No longer do I get in my car and go miles to purchase flowers for my little flower business instead I walk out into my garden or up to the cutting garden at the allotment to select seasonal sustainable flowers which smell gorgeous. That was something I never dreamed of doing until I moved here. I nip into our cooperative’s office a couple of times a week to check the inbox and promote and manage tours – it’s a twenty five yard walk from my back gate. I guide tours when we have them for schools and universities with other residents and also do catering for conferences when they are held in our purpose built sustainable venue.
In terms of privacy, my life is more private here than it ever was in the middle of Southwell. As residents there is a great respect for each others’ privacy but this all happens without being made explicit.
This is actually how I hoped life would be, it is idyllic. You do have to pinch yourself every day when you turn round that corner at the end of the road you come into another world. So many local people come and say I never knew that this was here and are blown away by its beauty and how warm our homes with no heating really are!”
If you want to find out more, do come and see for yourself on our next public tour on 19 September – booking essential!
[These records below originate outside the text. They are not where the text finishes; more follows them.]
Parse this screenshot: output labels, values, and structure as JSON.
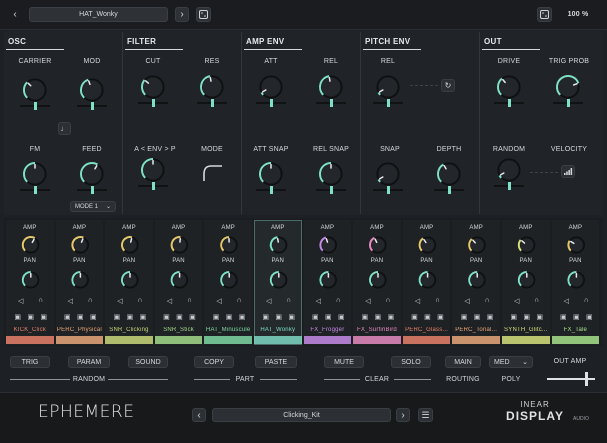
{
  "topbar": {
    "preset": "HAT_Wonky",
    "zoom": "100 %"
  },
  "sections": [
    {
      "title": "OSC"
    },
    {
      "title": "FILTER"
    },
    {
      "title": "AMP ENV"
    },
    {
      "title": "PITCH ENV"
    },
    {
      "title": "OUT"
    }
  ],
  "osc": {
    "carrier": "CARRIER",
    "mod": "MOD",
    "fm": "FM",
    "feed": "FEED",
    "mode": "MODE 1"
  },
  "filter": {
    "cut": "CUT",
    "res": "RES",
    "env": "A < ENV > P",
    "mode": "MODE"
  },
  "ampenv": {
    "att": "ATT",
    "rel": "REL",
    "att_snap": "ATT SNAP",
    "rel_snap": "REL SNAP"
  },
  "pitchenv": {
    "rel": "REL",
    "snap": "SNAP",
    "depth": "DEPTH"
  },
  "out": {
    "drive": "DRIVE",
    "trig_prob": "TRIG PROB",
    "random": "RANDOM",
    "velocity": "VELOCITY"
  },
  "mixer": {
    "amp_label": "AMP",
    "pan_label": "PAN",
    "channels": [
      {
        "name": "KICK_Click",
        "color": "#e8806a"
      },
      {
        "name": "PERC_Physical",
        "color": "#e8a77a"
      },
      {
        "name": "SNR_Clicking",
        "color": "#c9d77a"
      },
      {
        "name": "SNR_Stick",
        "color": "#a3d98a"
      },
      {
        "name": "HAT_Minuscule",
        "color": "#7fd7a3"
      },
      {
        "name": "HAT_Wonky",
        "color": "#7fd7c4"
      },
      {
        "name": "FX_Frogger",
        "color": "#c58be6"
      },
      {
        "name": "FX_SurfinBird",
        "color": "#e68ac0"
      },
      {
        "name": "PERC_Glass...",
        "color": "#e8806a"
      },
      {
        "name": "PERC_Tonal...",
        "color": "#e8a77a"
      },
      {
        "name": "SYNTH_Glitc...",
        "color": "#d6df7a"
      },
      {
        "name": "FX_Tale",
        "color": "#a8e08b"
      }
    ]
  },
  "bottom": {
    "trig": "TRIG",
    "param": "PARAM",
    "sound": "SOUND",
    "copy": "COPY",
    "paste": "PASTE",
    "mute": "MUTE",
    "solo": "SOLO",
    "main": "MAIN",
    "med": "MED",
    "random": "RANDOM",
    "part": "PART",
    "clear": "CLEAR",
    "routing": "ROUTING",
    "poly": "POLY",
    "out_amp": "OUT AMP"
  },
  "footer": {
    "logo": "EPHEMERE",
    "kit": "Clicking_Kit",
    "brand1": "INEAR",
    "brand2": "DISPLAY",
    "brand3": "AUDIO"
  }
}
Have we ever mentioned how thermal mass keeps our homes warm in winter and cool in winter?
No doubt if you have visited us you’ve heard the stats and felt the benefit, but a day like today makes the benefits all the more evident.
The thermal comfort of our homes is met through the application of three key design principles:
- Thermal mass to store heat in the summer months to keep the home cool in summer and warm in winter
- Passive solar gain to reduce the need for space heating and artificial lighting
- Super-insulation and buffer zones to provide a reduced temperature gradient between the inside and outside of homes.
So on a day like today we shut the triple-glazing between the living space and buffer zones, along with curtains and shutters if we are out and about, to keep out warm air and solar gain; and let the thermal mass soak up the heat when we are around the house. We have built passive ventilation into our buffer zones – otherwise known as skylights in the conservatory and porch area – which are vital to keeping the temperatures in those spaces comfortable.
Given the warnings yesterday from the Committee on Climate Change, we think cooling, or overheating, is an issue that needs addressing as part of the government’s home energy strategy. It should not be an add-on as there can be a conflict between approaches that keep heat in during winter and keep it out over summer.
The positioning of insulation in a construction element was completely disregarded by SAP up to and including SAP2005, and continues to be ignored by RdSAP. But it is essential if you want to get the heat storage benefits of thermal mass throughout the year for cooling, heat storage & release. Our walls, floor and roof could have the insulation placed on the inside, which would give exactly the same U-Values and hence RdSAP result, but completely different and appalling thermal performance of the house as a whole in warmer weather. Instead of being absorbed into the thermal mass, the passive solar gain would continue to raise the temperature until vented in some way.
Even though this is beginning to be recorded by SAP, RdSAP does still not differentiate between internal and external solid wall insulation. Neither assessment reflects the benefits in their overall assessment of thermal comfort. If the Government wants to prepare homes for the 21st century, and beyond, these tools will need to both recognise and reward the way external insulation can“lock in” the mass of the walls to deliver summer cooling and winter heating.